The Habima theatre has performed to illegal colonists in the West Bank. Those colonies are maintained through a system of brutal repression (including the denial of many democratic rights, such as free expression) of the indigenous population.
Individuals and institutions are 100% entitled, as a matter of conscience, to choose not to work with Habima for that reason, and to encourage others to take a similar position. There is no question of censorship. To decline to associate with someone on moral grounds is a democratic choice.
No one has suggested that Jews or Hebrew speakers should be excluded blanket-fashion. The insinuation that this is what the proposed cancellation of Habima amounts to is an outrageous slur. Would anyone object to a performance by a Hebrew speaking theatre group made up of people who had never and would never perform in the illegal colonies? Everyone knows the answer to that. Everyone knows that those calling for Habima to be cancelled would welcome such an alternative performance with absolute delight.

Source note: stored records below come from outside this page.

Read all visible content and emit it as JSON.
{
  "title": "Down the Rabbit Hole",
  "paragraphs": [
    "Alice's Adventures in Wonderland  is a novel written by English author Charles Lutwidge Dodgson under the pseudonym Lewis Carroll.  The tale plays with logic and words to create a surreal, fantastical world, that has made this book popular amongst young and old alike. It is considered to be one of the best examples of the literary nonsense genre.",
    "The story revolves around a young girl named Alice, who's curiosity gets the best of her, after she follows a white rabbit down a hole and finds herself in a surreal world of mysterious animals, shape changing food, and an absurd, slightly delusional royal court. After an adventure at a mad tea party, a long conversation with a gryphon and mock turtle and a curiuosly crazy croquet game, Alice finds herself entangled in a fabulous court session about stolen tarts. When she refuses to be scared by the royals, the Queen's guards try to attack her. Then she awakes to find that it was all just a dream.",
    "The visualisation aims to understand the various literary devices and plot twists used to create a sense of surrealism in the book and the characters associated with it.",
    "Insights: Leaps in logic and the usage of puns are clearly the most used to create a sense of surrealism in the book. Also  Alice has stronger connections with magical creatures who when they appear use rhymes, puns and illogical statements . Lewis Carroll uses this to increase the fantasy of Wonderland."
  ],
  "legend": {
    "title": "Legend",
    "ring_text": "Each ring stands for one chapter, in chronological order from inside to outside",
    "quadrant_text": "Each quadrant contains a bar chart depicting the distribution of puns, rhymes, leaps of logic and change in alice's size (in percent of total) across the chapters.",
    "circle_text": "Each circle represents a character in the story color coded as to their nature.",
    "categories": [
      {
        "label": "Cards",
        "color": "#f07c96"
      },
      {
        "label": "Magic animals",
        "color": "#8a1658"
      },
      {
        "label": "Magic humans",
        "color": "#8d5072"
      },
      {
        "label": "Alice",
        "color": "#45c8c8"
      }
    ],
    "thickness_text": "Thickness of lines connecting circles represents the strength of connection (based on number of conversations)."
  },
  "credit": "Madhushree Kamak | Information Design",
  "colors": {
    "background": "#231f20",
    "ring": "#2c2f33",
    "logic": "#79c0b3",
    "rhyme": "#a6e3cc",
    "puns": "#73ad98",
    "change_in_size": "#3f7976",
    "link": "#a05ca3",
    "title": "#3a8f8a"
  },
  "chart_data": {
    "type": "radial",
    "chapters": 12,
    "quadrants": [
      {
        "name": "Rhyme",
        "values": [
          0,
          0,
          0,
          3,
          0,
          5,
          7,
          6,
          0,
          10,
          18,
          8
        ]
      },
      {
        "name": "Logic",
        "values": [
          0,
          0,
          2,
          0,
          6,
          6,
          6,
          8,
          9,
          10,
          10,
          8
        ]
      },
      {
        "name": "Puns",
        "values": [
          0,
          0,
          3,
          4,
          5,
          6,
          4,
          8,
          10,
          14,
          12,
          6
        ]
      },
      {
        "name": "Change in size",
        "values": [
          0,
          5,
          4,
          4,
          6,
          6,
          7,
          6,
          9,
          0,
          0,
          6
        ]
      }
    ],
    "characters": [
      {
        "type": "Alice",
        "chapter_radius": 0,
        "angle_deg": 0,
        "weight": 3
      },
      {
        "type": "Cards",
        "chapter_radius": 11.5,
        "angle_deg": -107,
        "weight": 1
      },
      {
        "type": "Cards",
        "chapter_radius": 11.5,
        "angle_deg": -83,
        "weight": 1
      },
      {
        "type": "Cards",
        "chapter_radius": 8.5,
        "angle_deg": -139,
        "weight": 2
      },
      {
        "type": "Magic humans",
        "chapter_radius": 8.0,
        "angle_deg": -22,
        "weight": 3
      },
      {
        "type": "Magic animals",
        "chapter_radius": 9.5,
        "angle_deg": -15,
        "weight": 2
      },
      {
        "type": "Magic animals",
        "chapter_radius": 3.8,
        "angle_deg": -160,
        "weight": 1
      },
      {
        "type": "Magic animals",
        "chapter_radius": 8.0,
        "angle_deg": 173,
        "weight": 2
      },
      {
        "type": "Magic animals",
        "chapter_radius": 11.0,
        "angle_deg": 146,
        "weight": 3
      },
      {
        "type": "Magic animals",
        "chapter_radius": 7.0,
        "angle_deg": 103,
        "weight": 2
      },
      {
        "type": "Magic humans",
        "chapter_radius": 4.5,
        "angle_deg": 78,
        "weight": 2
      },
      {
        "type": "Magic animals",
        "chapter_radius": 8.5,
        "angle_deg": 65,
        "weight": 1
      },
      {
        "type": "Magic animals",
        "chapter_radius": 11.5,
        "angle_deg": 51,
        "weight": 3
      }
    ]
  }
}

So there is no comparison here to the Grass case, where a state (the one which criminally maintains the colonies mentioned above) has declared an individual persona non grata because he has expressed an opinion that the state disapproves of. That is dictionary-definition undemocratic behaviour.
I think that’s true, and my piece should have taken more care not to draw direct equivalence. I was merely trying to make the point that it should be left to individuals as to whether to engage with any piece of art. User silverchain took issue with Wearing, pointing out that plenty of other languages in the Shakespeare festival are represented by countries such as China and Turkey who also abuse human rights.